Please return each line of the listing below exactly as written.

--- START ---

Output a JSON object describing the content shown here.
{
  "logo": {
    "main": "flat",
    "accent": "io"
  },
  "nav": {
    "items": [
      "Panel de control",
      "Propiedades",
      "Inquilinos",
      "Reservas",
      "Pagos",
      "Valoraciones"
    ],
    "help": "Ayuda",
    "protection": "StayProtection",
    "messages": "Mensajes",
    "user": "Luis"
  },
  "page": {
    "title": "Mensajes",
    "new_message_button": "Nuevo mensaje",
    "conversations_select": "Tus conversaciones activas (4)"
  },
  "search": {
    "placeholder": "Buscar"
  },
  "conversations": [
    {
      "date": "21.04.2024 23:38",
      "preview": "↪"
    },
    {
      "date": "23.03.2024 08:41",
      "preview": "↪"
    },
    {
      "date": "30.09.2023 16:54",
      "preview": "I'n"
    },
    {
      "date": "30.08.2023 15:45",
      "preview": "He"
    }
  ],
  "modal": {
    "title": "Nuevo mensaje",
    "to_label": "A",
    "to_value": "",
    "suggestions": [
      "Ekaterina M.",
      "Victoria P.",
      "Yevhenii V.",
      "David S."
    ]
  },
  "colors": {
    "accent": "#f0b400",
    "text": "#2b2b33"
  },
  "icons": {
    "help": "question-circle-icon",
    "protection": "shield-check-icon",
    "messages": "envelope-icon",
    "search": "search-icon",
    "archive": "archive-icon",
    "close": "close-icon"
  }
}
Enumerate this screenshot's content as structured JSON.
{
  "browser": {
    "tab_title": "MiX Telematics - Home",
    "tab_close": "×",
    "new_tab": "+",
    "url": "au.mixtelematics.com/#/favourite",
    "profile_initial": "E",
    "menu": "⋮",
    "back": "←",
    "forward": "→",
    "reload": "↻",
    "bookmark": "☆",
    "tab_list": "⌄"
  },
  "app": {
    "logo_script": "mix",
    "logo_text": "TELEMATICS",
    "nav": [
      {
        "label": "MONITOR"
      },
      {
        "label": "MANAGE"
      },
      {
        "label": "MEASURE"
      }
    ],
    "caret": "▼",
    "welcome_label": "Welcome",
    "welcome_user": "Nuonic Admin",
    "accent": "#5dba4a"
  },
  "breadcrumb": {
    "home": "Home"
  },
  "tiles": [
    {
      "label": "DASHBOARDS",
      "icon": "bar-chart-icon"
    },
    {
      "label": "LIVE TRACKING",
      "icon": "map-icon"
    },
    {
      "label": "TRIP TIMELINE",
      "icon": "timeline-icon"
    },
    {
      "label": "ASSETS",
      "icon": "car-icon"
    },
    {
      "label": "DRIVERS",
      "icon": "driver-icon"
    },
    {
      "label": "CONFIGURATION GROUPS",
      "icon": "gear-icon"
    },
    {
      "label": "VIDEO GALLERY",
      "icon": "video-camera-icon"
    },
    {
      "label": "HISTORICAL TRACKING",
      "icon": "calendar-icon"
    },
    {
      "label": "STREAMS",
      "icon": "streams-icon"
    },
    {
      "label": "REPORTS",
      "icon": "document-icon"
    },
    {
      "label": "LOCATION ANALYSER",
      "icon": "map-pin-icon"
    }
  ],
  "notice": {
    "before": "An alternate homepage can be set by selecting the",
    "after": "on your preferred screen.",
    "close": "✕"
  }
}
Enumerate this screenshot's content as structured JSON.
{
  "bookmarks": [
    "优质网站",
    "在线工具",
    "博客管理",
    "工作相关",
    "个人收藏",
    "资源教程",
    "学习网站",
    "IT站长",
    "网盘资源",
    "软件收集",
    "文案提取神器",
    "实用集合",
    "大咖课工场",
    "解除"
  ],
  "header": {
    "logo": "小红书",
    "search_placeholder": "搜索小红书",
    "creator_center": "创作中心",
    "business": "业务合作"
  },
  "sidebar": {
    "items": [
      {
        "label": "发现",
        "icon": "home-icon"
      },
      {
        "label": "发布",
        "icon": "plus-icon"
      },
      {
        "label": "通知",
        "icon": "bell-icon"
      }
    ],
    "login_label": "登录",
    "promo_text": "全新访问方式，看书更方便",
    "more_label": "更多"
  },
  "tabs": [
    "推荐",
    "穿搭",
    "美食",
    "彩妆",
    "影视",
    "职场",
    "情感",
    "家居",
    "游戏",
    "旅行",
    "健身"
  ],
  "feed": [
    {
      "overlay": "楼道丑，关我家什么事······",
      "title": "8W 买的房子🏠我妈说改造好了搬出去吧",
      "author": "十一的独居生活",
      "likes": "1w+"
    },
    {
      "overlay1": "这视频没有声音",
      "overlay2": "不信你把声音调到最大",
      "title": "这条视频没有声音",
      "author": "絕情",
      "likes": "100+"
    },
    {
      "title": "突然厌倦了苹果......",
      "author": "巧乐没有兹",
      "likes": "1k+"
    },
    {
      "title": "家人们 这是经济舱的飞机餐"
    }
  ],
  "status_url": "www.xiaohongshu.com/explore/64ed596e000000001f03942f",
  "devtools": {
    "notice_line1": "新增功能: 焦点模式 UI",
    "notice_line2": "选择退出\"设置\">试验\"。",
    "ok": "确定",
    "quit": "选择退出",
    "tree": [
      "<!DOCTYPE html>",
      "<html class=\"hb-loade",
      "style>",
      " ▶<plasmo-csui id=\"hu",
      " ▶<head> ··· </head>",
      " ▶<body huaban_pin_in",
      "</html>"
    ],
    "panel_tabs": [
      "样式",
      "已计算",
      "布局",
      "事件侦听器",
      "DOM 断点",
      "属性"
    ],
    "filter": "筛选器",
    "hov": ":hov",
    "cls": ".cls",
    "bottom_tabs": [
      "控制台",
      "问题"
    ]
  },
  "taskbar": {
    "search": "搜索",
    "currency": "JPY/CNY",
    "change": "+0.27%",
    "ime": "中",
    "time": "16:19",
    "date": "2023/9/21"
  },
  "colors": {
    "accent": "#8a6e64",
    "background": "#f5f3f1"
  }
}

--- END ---

_Solution for this exercise_
Output a JSON object describing the content shown here.
{
  "logo": {
    "main": "flat",
    "accent": "io"
  },
  "nav": {
    "items": [
      "Panel de control",
      "Propiedades",
      "Inquilinos",
      "Reservas",
      "Pagos",
      "Valoraciones"
    ],
    "help": "Ayuda",
    "protection": "StayProtection",
    "messages": "Mensajes",
    "user": "Luis"
  },
  "page": {
    "title": "Mensajes",
    "new_message_button": "Nuevo mensaje",
    "conversations_select": "Tus conversaciones activas (4)"
  },
  "search": {
    "placeholder": "Buscar"
  },
  "conversations": [
    {
      "date": "21.04.2024 23:38",
      "preview": "↪"
    },
    {
      "date": "23.03.2024 08:41",
      "preview": "↪"
    },
    {
      "date": "30.09.2023 16:54",
      "preview": "I'n"
    },
    {
      "date": "30.08.2023 15:45",
      "preview": "He"
    }
  ],
  "modal": {
    "title": "Nuevo mensaje",
    "to_label": "A",
    "to_value": "",
    "suggestions": [
      "Ekaterina M.",
      "Victoria P.",
      "Yevhenii V.",
      "David S."
    ]
  },
  "colors": {
    "accent": "#f0b400",
    "text": "#2b2b33"
  },
  "icons": {
    "help": "question-circle-icon",
    "protection": "shield-check-icon",
    "messages": "envelope-icon",
    "search": "search-icon",
    "archive": "archive-icon",
    "close": "close-icon"
  }
}
Enumerate this screenshot's content as structured JSON.
{
  "browser": {
    "tab_title": "MiX Telematics - Home",
    "tab_close": "×",
    "new_tab": "+",
    "url": "au.mixtelematics.com/#/favourite",
    "profile_initial": "E",
    "menu": "⋮",
    "back": "←",
    "forward": "→",
    "reload": "↻",
    "bookmark": "☆",
    "tab_list": "⌄"
  },
  "app": {
    "logo_script": "mix",
    "logo_text": "TELEMATICS",
    "nav": [
      {
        "label": "MONITOR"
      },
      {
        "label": "MANAGE"
      },
      {
        "label": "MEASURE"
      }
    ],
    "caret": "▼",
    "welcome_label": "Welcome",
    "welcome_user": "Nuonic Admin",
    "accent": "#5dba4a"
  },
  "breadcrumb": {
    "home": "Home"
  },
  "tiles": [
    {
      "label": "DASHBOARDS",
      "icon": "bar-chart-icon"
    },
    {
      "label": "LIVE TRACKING",
      "icon": "map-icon"
    },
    {
      "label": "TRIP TIMELINE",
      "icon": "timeline-icon"
    },
    {
      "label": "ASSETS",
      "icon": "car-icon"
    },
    {
      "label": "DRIVERS",
      "icon": "driver-icon"
    },
    {
      "label": "CONFIGURATION GROUPS",
      "icon": "gear-icon"
    },
    {
      "label": "VIDEO GALLERY",
      "icon": "video-camera-icon"
    },
    {
      "label": "HISTORICAL TRACKING",
      "icon": "calendar-icon"
    },
    {
      "label": "STREAMS",
      "icon": "streams-icon"
    },
    {
      "label": "REPORTS",
      "icon": "document-icon"
    },
    {
      "label": "LOCATION ANALYSER",
      "icon": "map-pin-icon"
    }
  ],
  "notice": {
    "before": "An alternate homepage can be set by selecting the",
    "after": "on your preferred screen.",
    "close": "✕"
  }
}
Enumerate this screenshot's content as structured JSON.
{
  "bookmarks": [
    "优质网站",
    "在线工具",
    "博客管理",
    "工作相关",
    "个人收藏",
    "资源教程",
    "学习网站",
    "IT站长",
    "网盘资源",
    "软件收集",
    "文案提取神器",
    "实用集合",
    "大咖课工场",
    "解除"
  ],
  "header": {
    "logo": "小红书",
    "search_placeholder": "搜索小红书",
    "creator_center": "创作中心",
    "business": "业务合作"
  },
  "sidebar": {
    "items": [
      {
        "label": "发现",
        "icon": "home-icon"
      },
      {
        "label": "发布",
        "icon": "plus-icon"
      },
      {
        "label": "通知",
        "icon": "bell-icon"
      }
    ],
    "login_label": "登录",
    "promo_text": "全新访问方式，看书更方便",
    "more_label": "更多"
  },
  "tabs": [
    "推荐",
    "穿搭",
    "美食",
    "彩妆",
    "影视",
    "职场",
    "情感",
    "家居",
    "游戏",
    "旅行",
    "健身"
  ],
  "feed": [
    {
      "overlay": "楼道丑，关我家什么事······",
      "title": "8W 买的房子🏠我妈说改造好了搬出去吧",
      "author": "十一的独居生活",
      "likes": "1w+"
    },
    {
      "overlay1": "这视频没有声音",
      "overlay2": "不信你把声音调到最大",
      "title": "这条视频没有声音",
      "author": "絕情",
      "likes": "100+"
    },
    {
      "title": "突然厌倦了苹果......",
      "author": "巧乐没有兹",
      "likes": "1k+"
    },
    {
      "title": "家人们 这是经济舱的飞机餐"
    }
  ],
  "status_url": "www.xiaohongshu.com/explore/64ed596e000000001f03942f",
  "devtools": {
    "notice_line1": "新增功能: 焦点模式 UI",
    "notice_line2": "选择退出\"设置\">试验\"。",
    "ok": "确定",
    "quit": "选择退出",
    "tree": [
      "<!DOCTYPE html>",
      "<html class=\"hb-loade",
      "style>",
      " ▶<plasmo-csui id=\"hu",
      " ▶<head> ··· </head>",
      " ▶<body huaban_pin_in",
      "</html>"
    ],
    "panel_tabs": [
      "样式",
      "已计算",
      "布局",
      "事件侦听器",
      "DOM 断点",
      "属性"
    ],
    "filter": "筛选器",
    "hov": ":hov",
    "cls": ".cls",
    "bottom_tabs": [
      "控制台",
      "问题"
    ]
  },
  "taskbar": {
    "search": "搜索",
    "currency": "JPY/CNY",
    "change": "+0.27%",
    "ime": "中",
    "time": "16:19",
    "date": "2023/9/21"
  },
  "colors": {
    "accent": "#8a6e64",
    "background": "#f5f3f1"
  }
}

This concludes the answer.